Multimodal Treatment Linked to 3-Year Overall Survival in Esophageal Cancer

In this interim analysis, PFS rates were compared in PD-L1–defined biomarker subsets of patients receiving maintenance durvalumab or capecitabine.
In this interim analysis, PFS rates were compared in PD-L1–defined biomarker subsets of patients receiving maintenance durvalumab or capecitabine.
Researchers sought to determine the survival outcomes of patients with metastatic esophageal cancer who received multimodality treatment, including an operation.

Multimodality treatment, including a surgical procedure, may be associated with 3-year overall survival in patients with metastatic esophageal cancer, according to a study in Cancers.

Researchers conducted a systematic review of published studies on surgical procedures in patients with synchronous metastatic esophageal cancer to assess the long-term outcomes of multimodal treatments. Researchers performed a literature search from January 2008 through December 2019 in Pubmed and Google Scholar for relevant prospective and retrospective studies, meta-analyses, and systematic reviews.

Of 36 studies identified, researchers included a total of 7 retrospective studies with 1756 patients undergoing an operation for stage IV esophageal cancer. Because only 2 comparative studies were identified, data compilation and relative risk assessment performed by a meta-analysis were not possible.

In 6 studies, patients received a neoadjuvant treatment involving chemotherapy, concordant radiochemotherapy, radiotherapy either alone (induction therapy), or as a consolidation. The chemotherapy agents that were used included:

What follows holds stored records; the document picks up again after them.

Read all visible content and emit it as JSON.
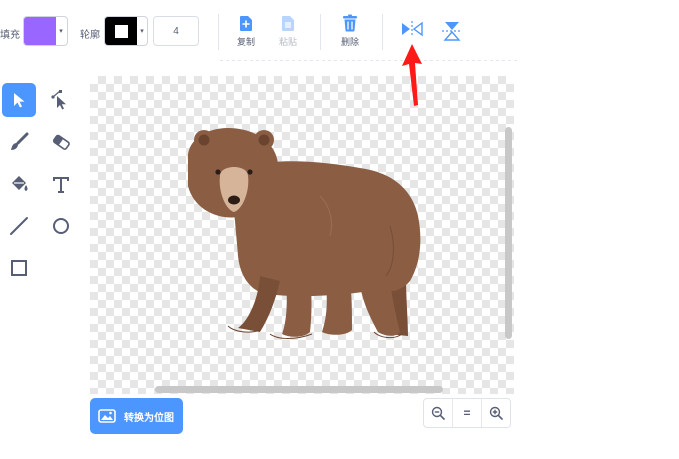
{
  "toolbar": {
    "fill_label": "填充",
    "fill_color": "#9966ff",
    "outline_label": "轮廓",
    "outline_color": "#000000",
    "outline_width": "4",
    "copy_label": "复制",
    "paste_label": "粘贴",
    "delete_label": "删除",
    "flip_horizontal_icon": "flip-horizontal-icon",
    "flip_vertical_icon": "flip-vertical-icon"
  },
  "tools": [
    {
      "name": "select",
      "icon": "select-arrow-icon",
      "active": true
    },
    {
      "name": "reshape",
      "icon": "reshape-icon",
      "active": false
    },
    {
      "name": "brush",
      "icon": "brush-icon",
      "active": false
    },
    {
      "name": "eraser",
      "icon": "eraser-icon",
      "active": false
    },
    {
      "name": "fill",
      "icon": "paint-bucket-icon",
      "active": false
    },
    {
      "name": "text",
      "icon": "text-icon",
      "active": false
    },
    {
      "name": "line",
      "icon": "line-icon",
      "active": false
    },
    {
      "name": "circle",
      "icon": "circle-icon",
      "active": false
    },
    {
      "name": "rectangle",
      "icon": "rectangle-icon",
      "active": false
    }
  ],
  "canvas": {
    "costume": "bear-costume"
  },
  "bottom": {
    "convert_label": "转换为位图"
  },
  "colors": {
    "accent": "#4c97ff",
    "annotation_arrow": "#ff1a1a",
    "bear_body": "#8b5e44"
  }
}
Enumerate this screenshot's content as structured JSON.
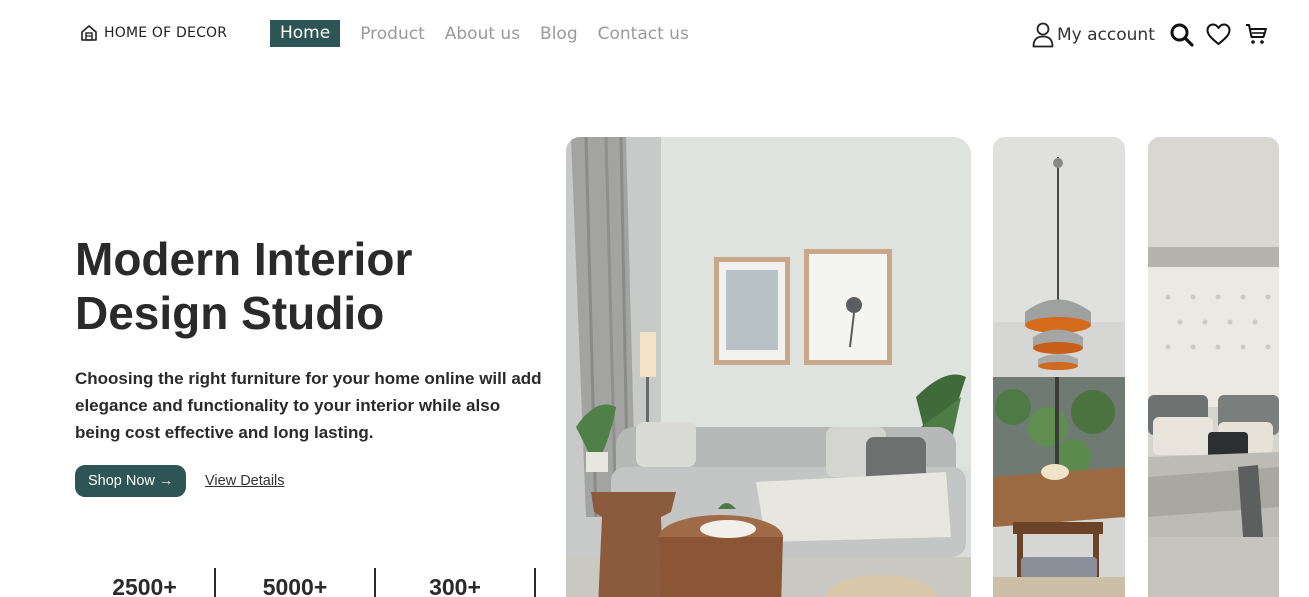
{
  "header": {
    "logo_text": "HOME OF DECOR",
    "nav": [
      {
        "label": "Home",
        "active": true
      },
      {
        "label": "Product",
        "active": false
      },
      {
        "label": "About us",
        "active": false
      },
      {
        "label": "Blog",
        "active": false
      },
      {
        "label": "Contact us",
        "active": false
      }
    ],
    "account_label": "My account",
    "icons": [
      "user-icon",
      "search-icon",
      "heart-icon",
      "cart-icon"
    ]
  },
  "hero": {
    "title_line1": "Modern Interior",
    "title_line2": "Design Studio",
    "description": "Choosing the right furniture for your home online will add elegance and functionality to your interior while also being cost effective and long lasting.",
    "primary_button": "Shop Now →",
    "secondary_link": "View Details"
  },
  "stats": [
    "2500+",
    "5000+",
    "300+"
  ],
  "colors": {
    "accent": "#2d5555",
    "text": "#2a2a2a",
    "nav_inactive": "#9a9a9a"
  }
}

  • 5-fluorouracil (5-FU) and cisplatin,
  • folinic acid protocol,
  • 5-FU + oxaliplatin or cisplatin ± paclitaxel,
  • fluoropyrimidines IV orally alone or in combination with platinum salt and taxane,
  • cisplatin and 5-FU or carboplatin and paclitaxel,
  • docetaxel,
  • cisplatin,
  • 5-FU.

The surgical approach was mostly conventional, with 1 minimally invasive procedure identified.

The median follow-up was 9 to 22 months. Patients had a median survival of 12.3 months, which was achieved in 6 studies. The overall 3-year survival rate was 23% (CI 95%, 17%-31%). All studies demonstrated a favorable effect on operation. Heterogeneity indicated I2=77%. After 1 study was omitted, heterogeneity decreased to I2=60%, which was considered moderate.

The 5-year overall survival rates were reported in 5 studies, with a median of 11% (5%-50%).

Study limitations include using only retrospective studies and only 2 comparable studies, a lack of data from 2 studies that were designed using the SEER database, and high heterogeneity among studies.

“The ‘test of time’ in patients with good systemic responses might warrant a more aggressive ablative treatment of oligometastatic disease, even in upper gastrointestinal cancer,” the study authors commented. “However, given the strength of intensified chemo/radiotherapy regimens and the morbidity of surgical procedures, such as an esophagectomy and secondary lesions resection, the treatment of metastatic patients should be tailored and consistently viewed as a quality-of-life approach.”


Bardol T, Ferre L, Aouinti S, et al. Survival after multimodal treatment including surgery for metastatic esophageal cancer: a systematic review. Cancers. 2022;14(16):3956. doi:10.3390/cancers14163956